The Tell-Tale Heart, Edgar Allen Poe; and Stories That Scared Even Me, Alfred Hitchcock. Ok, technically, Tell Tale is a short story; and Stories That Scared is a collection of stories compiled by Hitchcock; but I have to put them in here and put them together because they scared me to death. They were my first exposure to literature designed to frighten and boy, did they do a good job. It was disturbing and yet oddly exciting to find myself feeling the panic and madness come over the narrator in Tell Tale, and finding myself having to resist the urge to run to my parent's bedroom after reading one of the Stories That Scared. To this day I cannot read frightening or very suspense filled books if I am alone in the house.

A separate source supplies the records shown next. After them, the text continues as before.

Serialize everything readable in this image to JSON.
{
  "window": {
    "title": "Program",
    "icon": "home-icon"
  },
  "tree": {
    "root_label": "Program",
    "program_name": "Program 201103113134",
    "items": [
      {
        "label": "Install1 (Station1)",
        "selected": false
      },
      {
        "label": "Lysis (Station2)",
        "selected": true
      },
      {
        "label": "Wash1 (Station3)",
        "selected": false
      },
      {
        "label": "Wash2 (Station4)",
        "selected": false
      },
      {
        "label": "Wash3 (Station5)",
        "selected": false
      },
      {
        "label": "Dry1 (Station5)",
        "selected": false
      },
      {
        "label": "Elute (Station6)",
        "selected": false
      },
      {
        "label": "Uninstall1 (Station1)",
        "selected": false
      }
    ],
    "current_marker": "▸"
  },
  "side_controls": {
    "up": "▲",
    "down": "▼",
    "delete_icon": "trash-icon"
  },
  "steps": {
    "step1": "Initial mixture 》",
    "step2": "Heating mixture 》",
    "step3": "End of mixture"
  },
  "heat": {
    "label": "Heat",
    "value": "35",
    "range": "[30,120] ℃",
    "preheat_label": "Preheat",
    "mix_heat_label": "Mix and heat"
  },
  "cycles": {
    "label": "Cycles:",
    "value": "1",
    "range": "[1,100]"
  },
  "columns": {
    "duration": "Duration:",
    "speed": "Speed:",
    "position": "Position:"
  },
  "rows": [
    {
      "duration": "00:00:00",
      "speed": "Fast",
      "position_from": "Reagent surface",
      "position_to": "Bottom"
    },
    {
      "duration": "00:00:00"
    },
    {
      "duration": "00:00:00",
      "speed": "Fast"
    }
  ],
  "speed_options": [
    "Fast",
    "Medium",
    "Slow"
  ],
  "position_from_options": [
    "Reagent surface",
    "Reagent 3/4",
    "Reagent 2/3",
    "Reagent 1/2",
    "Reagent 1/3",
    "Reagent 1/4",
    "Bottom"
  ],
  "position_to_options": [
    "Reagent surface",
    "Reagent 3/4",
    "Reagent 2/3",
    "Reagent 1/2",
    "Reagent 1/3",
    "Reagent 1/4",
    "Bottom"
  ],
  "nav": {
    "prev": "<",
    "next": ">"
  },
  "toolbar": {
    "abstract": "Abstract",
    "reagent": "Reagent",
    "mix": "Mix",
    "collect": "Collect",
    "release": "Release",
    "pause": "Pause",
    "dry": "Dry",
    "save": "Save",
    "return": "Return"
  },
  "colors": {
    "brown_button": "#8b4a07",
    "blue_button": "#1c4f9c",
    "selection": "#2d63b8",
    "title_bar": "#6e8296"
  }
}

I've never put a scary book in the freezer, a'la Joey on Friends...but I've thought about it.

Days of Grace, Arthur Ashe w/Arnold Rampersad. This book amazed me and taught me that there will be literally thousands of brave and honorable people in this world that I may never know about. I picked up this book knowing very little of Ashe except his gentlemanly nature on the tennis court, but he became one of my heroes. His grace (hence the title) and courage against racism and illness, and his quiet dignity in doing the right thing is something I still look back on and try to require from myself. He once said: "If one's reputation is a possession, then of all my possessions, my reputation means most to me." He deserves that possession to be a valuable one, he worked for it and he earned it.

Woman of Independent Means, Elizabeth Forsythe Hailey. It sounds like a romance novel, but it's not. It's written entirely as letters that one woman writes to the people in her life over the span of some 60 years. This book was where I was reminded how much I truly love letters...I will read letters by people I have never heard of, and have no idea about. I think it must be because letters seem so intimate, so private. And because you can feel the relationship that the sender and the recipient have based on the tone and feel of the correspondence. Because of this book, I put copies of letters and emails to different people from me in my journal. I know that each one reveals a little bit more of all the sides of me. I also learned in this book how I can love a character and still not like her. I found myself completely shocked at some of the things Bess Steed would say or do; but then still find her ultimately, and overwhelmingly, endearing. I re-read this book every year or so, and every time I still find myself sad that Bess is simply a character and not a real woman. Because I'd love to have tea with her.

This is a short list. I haven't mentioned all of the books that have changed me, mostly because there are too many. And some, I really couldn't tell all the things that have changed about me because of them. How could I possibly try to explain the impact of the Bible and the Book Of Mormon, for example? They permeate my soul. They have changed--and are changing--every facet of my personality.

Please feel free to share some of your special books with me in the comments, or if you blog--make your own list. If you do, let me know so I can go and take a look.


Anonymous said...

Great list. I can think of a million books that I loved or that I enjoyed, but I'm completely drawing a blank on books that sincerly, truly changed me. I'm sure there are some, I'm just going to have to think about it for a while. Thanks for the thought-provoking topic.

Oh, here's one: The Death of Ivan Ilyitch. I want to live a purposeful life every time I read it. But it's a short story. Does that count?

Anonymous said...

Where the red fern grows makes me tear up every single time I read it. That and Black Beauty are ultimate tear jerkers for me.